“It's kind of been all over the place but I'm able to change semester to semester based on what I'm able to get childcare for,” she says. “That's part of the appeal of the program…[it] has really just allowed me to continue to pursue what I feel like is my calling in a way that I can still maintain taking care of my family.”

Because she’s on an extended schedule, Horjus is still taking more foundational courses. But she’ll  work with her advisor, Professor Monica Teixeira de Sousa (who also happens to be a mother), more when it comes time to choose electives that fit her career goals and unique law school schedule.

Making it work

As for the million-dollar question—how does she balance being a mom and going to law school—Horjus credits her husband and a strong group of friends for helping her and watching the children while she’s in class. “That’s made the difference between me being able to do this or not,” she says.

“I have a really supportive spouse…he wants to help me succeed, and not everybody has that, so I'm really lucky,” Horjus says. “There are single moms at our school that have it really hard, but they're doing a really good job.”

Horjus reminds all law students, but particularly parents, to take things one day at a time—and she means that literally. Isolate and focus on each day’s given tasks. Horjus starts the semester by using her course syllabi to plan out her work in advance; then each week she updates her planner with her assignments. Every day, she focuses on the immediate tasks at hand.

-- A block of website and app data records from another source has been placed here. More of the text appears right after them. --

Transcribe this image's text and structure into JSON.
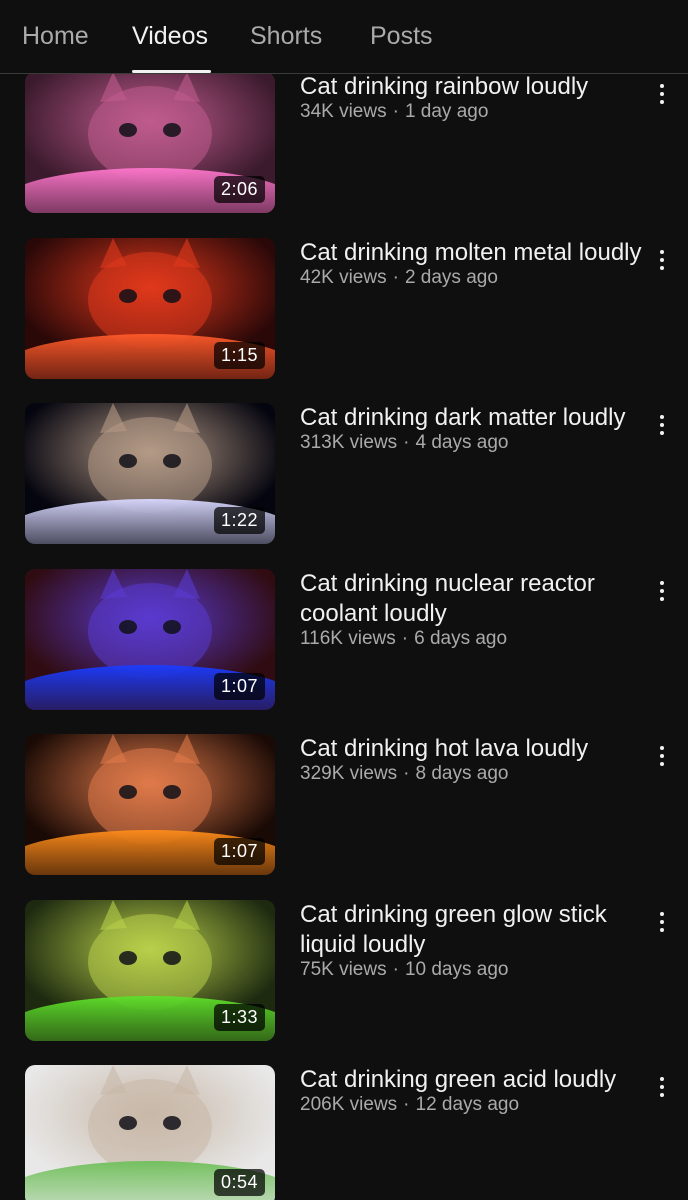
{
  "tabs": [
    {
      "label": "Home",
      "active": false
    },
    {
      "label": "Videos",
      "active": true
    },
    {
      "label": "Shorts",
      "active": false
    },
    {
      "label": "Posts",
      "active": false
    }
  ],
  "videos": [
    {
      "title": "Cat drinking rainbow loudly",
      "views": "34K views",
      "age": "1 day ago",
      "duration": "2:06",
      "thumb_colors": [
        "#c05b8e",
        "#3a1a2c",
        "#f7c"
      ]
    },
    {
      "title": "Cat drinking molten metal loudly",
      "views": "42K views",
      "age": "2 days ago",
      "duration": "1:15",
      "thumb_colors": [
        "#e0381c",
        "#2a0808",
        "#ff5a2a"
      ]
    },
    {
      "title": "Cat drinking dark matter loudly",
      "views": "313K views",
      "age": "4 days ago",
      "duration": "1:22",
      "thumb_colors": [
        "#b49a86",
        "#05050f",
        "#d8d8ff"
      ]
    },
    {
      "title": "Cat drinking nuclear reactor coolant loudly",
      "views": "116K views",
      "age": "6 days ago",
      "duration": "1:07",
      "thumb_colors": [
        "#5a3ad0",
        "#300c12",
        "#1a3cff"
      ]
    },
    {
      "title": "Cat drinking hot lava loudly",
      "views": "329K views",
      "age": "8 days ago",
      "duration": "1:07",
      "thumb_colors": [
        "#e07a4a",
        "#1a0a05",
        "#ff8c1a"
      ]
    },
    {
      "title": "Cat drinking green glow stick liquid loudly",
      "views": "75K views",
      "age": "10 days ago",
      "duration": "1:33",
      "thumb_colors": [
        "#b8d04a",
        "#1e2a10",
        "#5ee02a"
      ]
    },
    {
      "title": "Cat drinking green acid loudly",
      "views": "206K views",
      "age": "12 days ago",
      "duration": "0:54",
      "thumb_colors": [
        "#c8b8a8",
        "#e8e8e8",
        "#6fbf5a"
      ]
    }
  ],
  "meta_separator": "·"
}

“That's been really helpful to me, to segment it into one day at a time. I don't think there's any other way I could have done it. I would have just gone crazy,” she says. “If you look ahead, you're just going to get overwhelmed.”

About the Flexible Part-Time JD Program

In the Flexible Part-Time JD Program, law students have the freedom to take classes based on their unique needs and schedules, working closely with an academic advisor to plan their customized course of study. They also have an extended timeline to graduate: six years, instead of the four years most part-time law programs usually take.

The program is selective too. Students must outline the circumstances requiring an extra flexible schedule when they apply to the school, and admissions decisions are made on a case-by-case basis in conjunction with the Office of the Dean.

That flexibility was critical factors for Horjus, but so was location. A longtime resident of Boston, she knew she couldn't uproot her family for law school. New England Law’s demographics appealed to her as well. “It was the first law school for women, and in terms of diversity, it is a lot better than a lot of the other law schools out there,” Horjus says. “That mattered to me.”

Looking ahead

As for the future, Horjus is still interested in the immigration issues that drove her to law school in the first place. Now she also finds herself considering criminal justice reform initiatives and positions in legal aid.

This summer she’ll be working in an internship with Greater Boston Legal Services in their HomeStart program, receiving a stipend through the school’s Summer Fellowship Program for her work too.

Where exactly her law degree will take, she’s not sure. But for now, Horjus says she’s fortunate to have some extra time and flexibility to think about it.

Learn more about the Flexible Part-Time JD Program.